- Assume everyone is acting with the best of intentions – If you assume the best of people and that they act with good will, most of the time, you will drive the results you wish to get. People feel and sense your good intentions and will give you the benefit of the doubt.
Carlos: We shared with you in writing a list of 10 ingredients of a High-Performance Sales Organization. All of them are important. Which of them would you rank as the top 3? Why?
Christopher: You are right. They are all important. My top three choices would be People, Customer Experience and Mindsets. Let me share why:
- People – It all starts here. You really do prosper with your people. They are the face of your company.
- Customer Experience – Everyone is responsible for the Customer Experience. It is what we are all trying to deliver – memorable Customer Experiences.
- Mindsets – How you think drives what you do. Mindsets is about deciding what you are going to do and being deliberate about it. One of the mindsets I look for when interviewing is GRIT. What does the candidate do when things are not going well; how do they persevere and dig deep to accomplish what they set out to do?
Carlos: Studies have shown that the best sales organizations have ‘rituals’ – Rituals are practices that occur repeatedly to the point that they become habits. These are things that happen throughout the week, month or year. What are the rituals that you ascribe to that are part of ‘how you do things’?
Christopher: I don’t formally use the term ‘rituals,’ but based on your definition, there are probably three things I seek to do consistently. These things reflect the rhythms and cadence of our business and our industry. The first is to have a coaching mindset, to coach in the moment as well as during Monthly 1:1s. The second is a commitment to Continuous Improvement. And the third is having an Annual Planning process that occurs in the 3rd quarter of each year.
Carlos: OK. Thank you for your insights, Christopher. One final question. Many leaders suggest that Values are the most important elements of sales leadership, that values are a major source of continuity and consistency in a sales force. What are the VALUES you and your team embrace that guide decisions when challenging circumstances surface?
Christopher: Trust and Honesty are #1 – I want my team to be completely candid with each other, to be transparent and coachable, as that is what allows improvement to happen. 2nd, I encourage the value of Accountability, as our job is to own what we commit to. 3rd is Learn to love Practice. The game is won or lost during practice. We must commit to practice our craft. We can learn a lot from athletes who practice all the time to perform at game time. In sales, we don’t focus on practicing often enough and one of my goals with my team is to have a commitment to Practice, to improving all aspects of our sales skills. If you are in sales, learn to love practicing. Finally, I cannot leave out Integrity as an important value. Some people may take this for granted, but it is our job to always do the right thing.

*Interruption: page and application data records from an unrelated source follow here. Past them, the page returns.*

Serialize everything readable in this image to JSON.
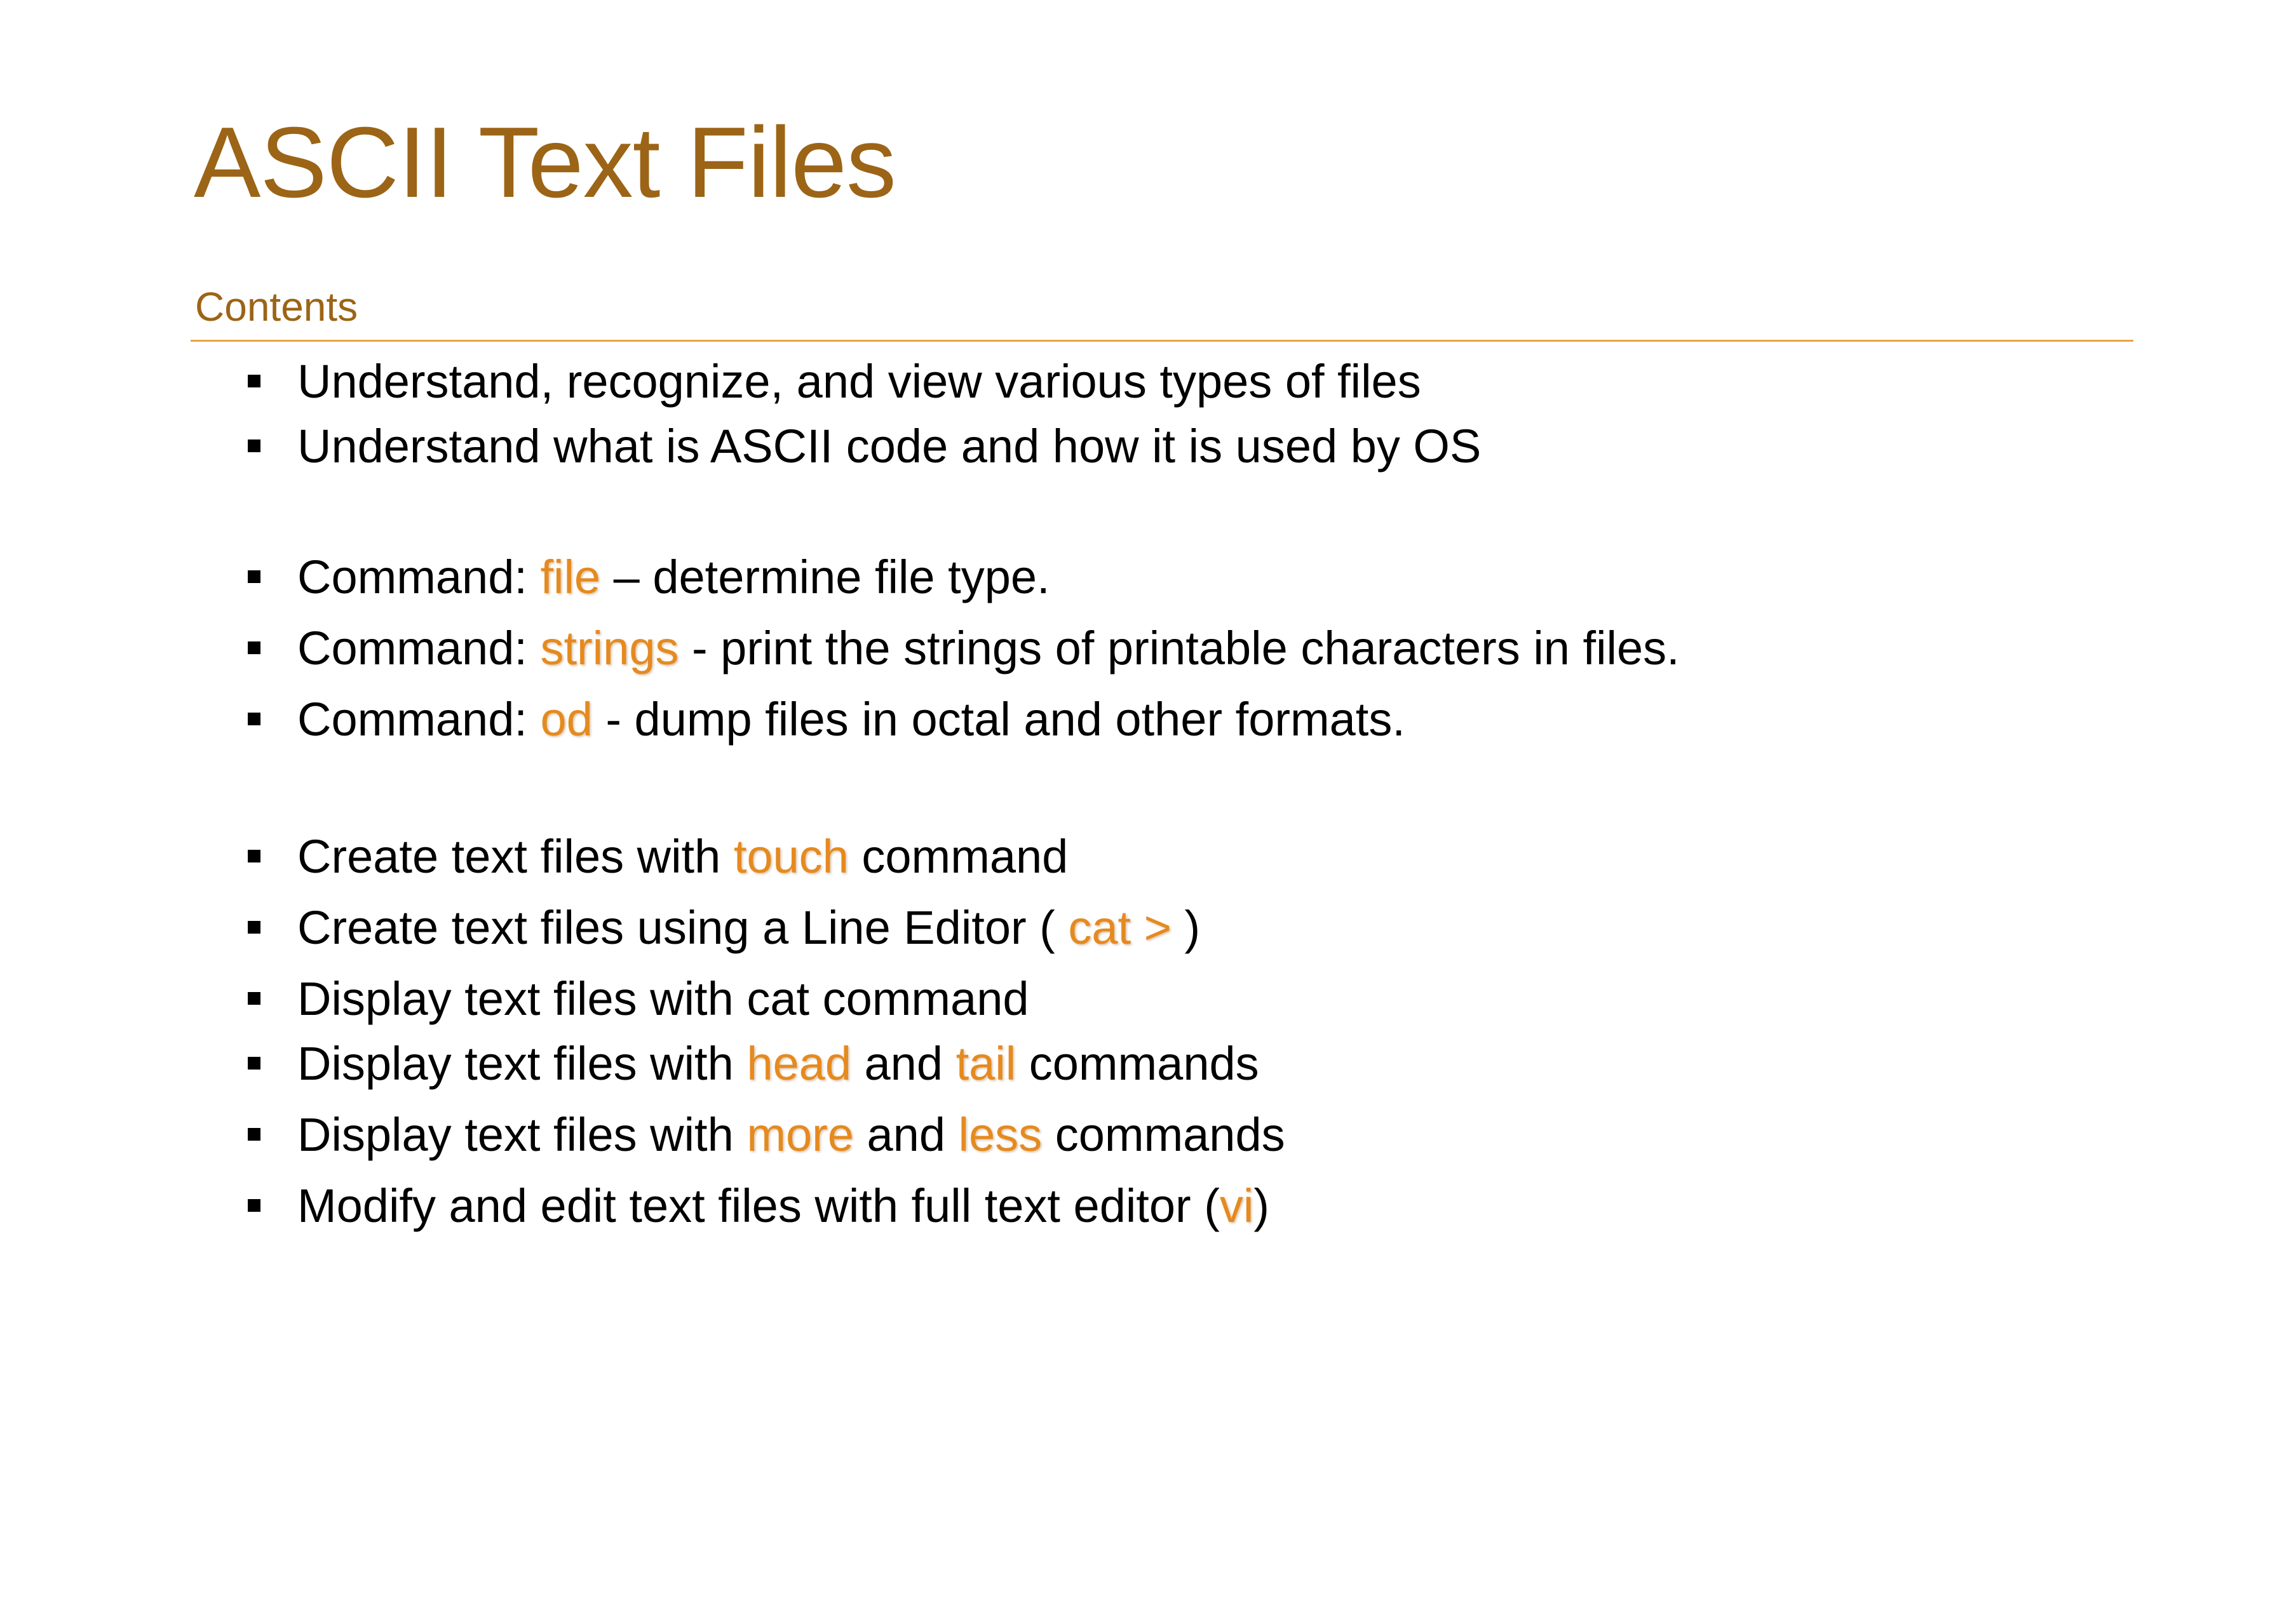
{
  "slide": {
    "title": "ASCII Text Files",
    "subheading": "Contents",
    "items": [
      {
        "before": "Understand, recognize, and view various types of files"
      },
      {
        "before": "Understand what is ASCII code and how it is used by OS"
      },
      {
        "before": "Command: ",
        "cmd": "file",
        "after": " – determine file type."
      },
      {
        "before": "Command: ",
        "cmd": "strings",
        "after": " -  print the strings of printable characters in files."
      },
      {
        "before": "Command: ",
        "cmd": "od",
        "after": " -  dump files in octal and other formats."
      },
      {
        "before": "Create text files with ",
        "cmd": "touch",
        "after": " command"
      },
      {
        "before": "Create text files using a Line Editor ( ",
        "cmd": "cat >",
        "after": " )"
      },
      {
        "before": "Display text files with cat command"
      },
      {
        "before": "Display text files with ",
        "cmd": "head",
        "mid": " and ",
        "cmd2": "tail",
        "after": " commands"
      },
      {
        "before": "Display text files with ",
        "cmd": "more",
        "mid": " and ",
        "cmd2": "less",
        "after": " commands"
      },
      {
        "before": "Modify and edit text files with full text editor (",
        "cmd": "vi",
        "after": ")"
      }
    ]
  },
  "colors": {
    "title": "#9c6416",
    "rule": "#e8a24a",
    "command_highlight": "#e58a1f",
    "body_text": "#000000",
    "background": "#ffffff"
  },
  "icons": {
    "bullet": "square-bullet-icon"
  }
}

Carlos: Thank you for your experience and wisdom, Christopher! It is clear that you are a devoted student of sales and marketing and your team will benefit from your insights and practical thinking!
Christopher: You are welcome! It was fun doing it.
Note: The ideas and opinions shared above are Christopher Perego’s own and are not to be construed as what BASF officially condones or endorses.